• Records for processing:
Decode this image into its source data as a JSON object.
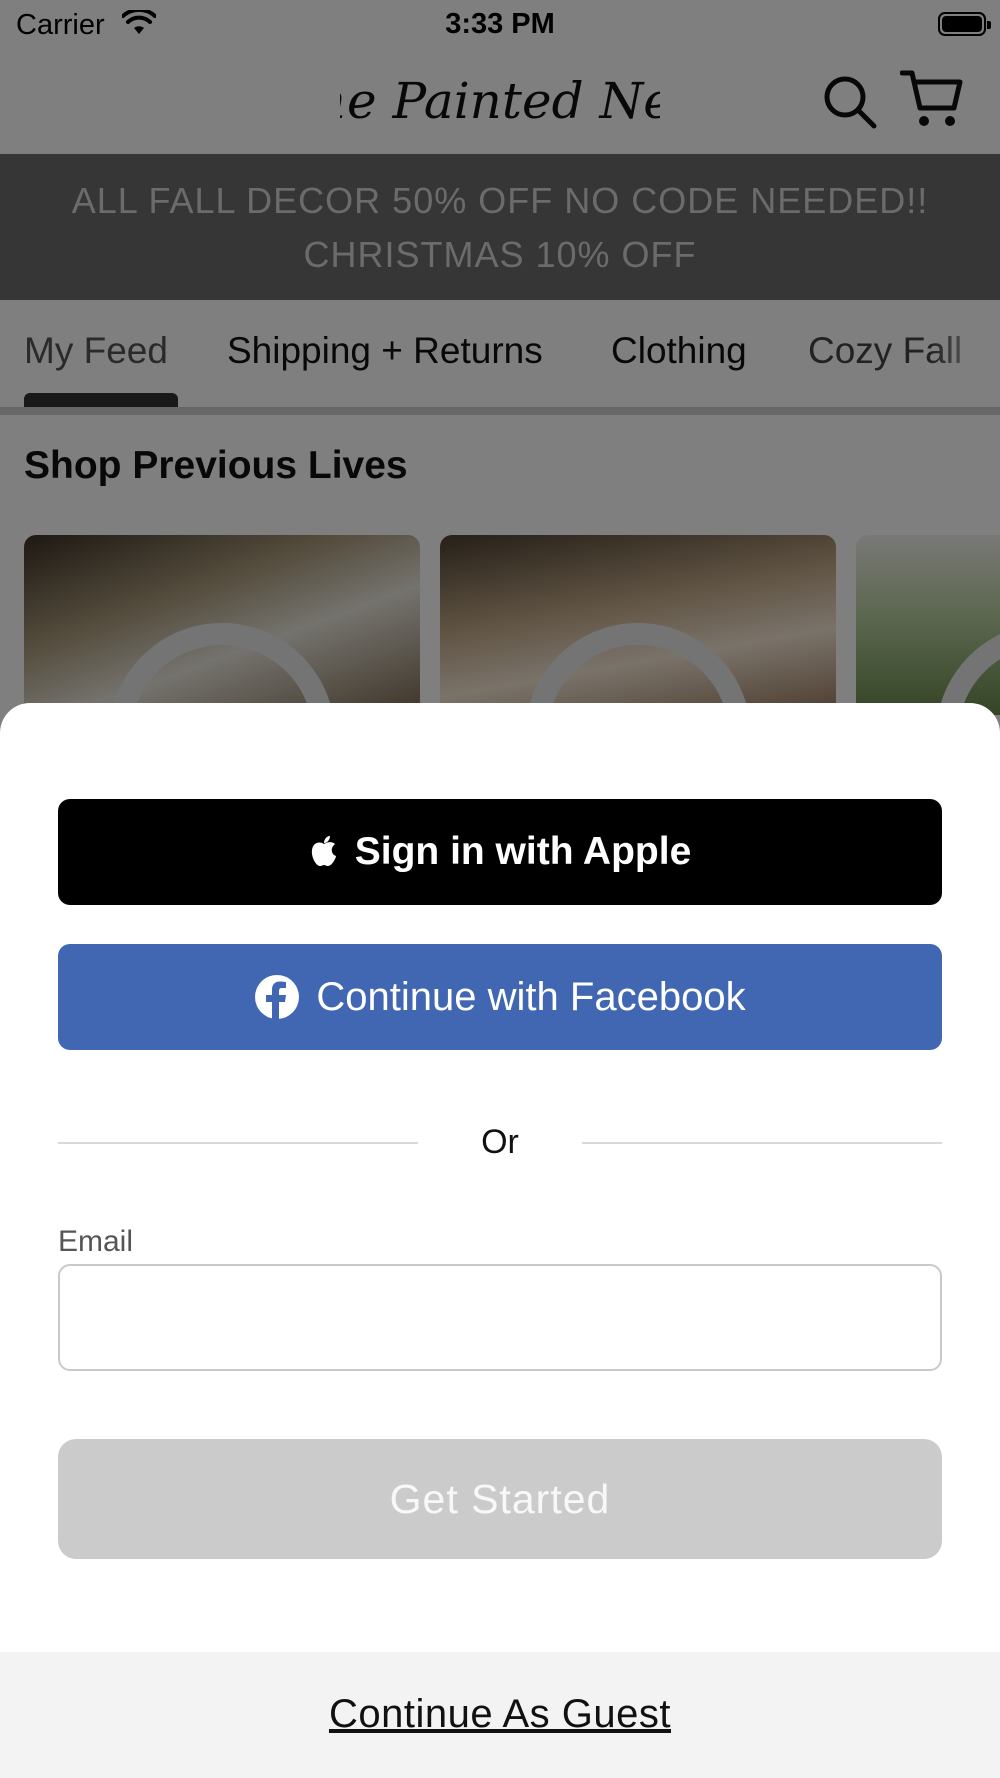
{
  "status_bar": {
    "carrier": "Carrier",
    "time": "3:33 PM"
  },
  "header": {
    "logo_text": "The Painted Nest",
    "icons": [
      "search-icon",
      "cart-icon"
    ]
  },
  "promo": {
    "line1": "ALL FALL DECOR 50% OFF NO CODE NEEDED!!",
    "line2": "CHRISTMAS 10% OFF"
  },
  "tabs": [
    {
      "label": "My Feed",
      "active": true
    },
    {
      "label": "Shipping + Returns",
      "active": false
    },
    {
      "label": "Clothing",
      "active": false
    },
    {
      "label": "Cozy Fall",
      "active": false
    }
  ],
  "section": {
    "title": "Shop Previous Lives"
  },
  "sheet": {
    "apple_button": "Sign in with Apple",
    "facebook_button": "Continue with Facebook",
    "or_text": "Or",
    "email_label": "Email",
    "email_value": "",
    "email_placeholder": "",
    "get_started_button": "Get Started",
    "guest_link": "Continue As Guest"
  },
  "colors": {
    "facebook_blue": "#4267b2",
    "apple_black": "#000000",
    "disabled_button": "#cbcbcb",
    "promo_banner": "#6c6c6c"
  }
}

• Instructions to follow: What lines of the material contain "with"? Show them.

• Output for this task:
    "apple_button": "Sign in with Apple",
    "facebook_button": "Continue with Facebook",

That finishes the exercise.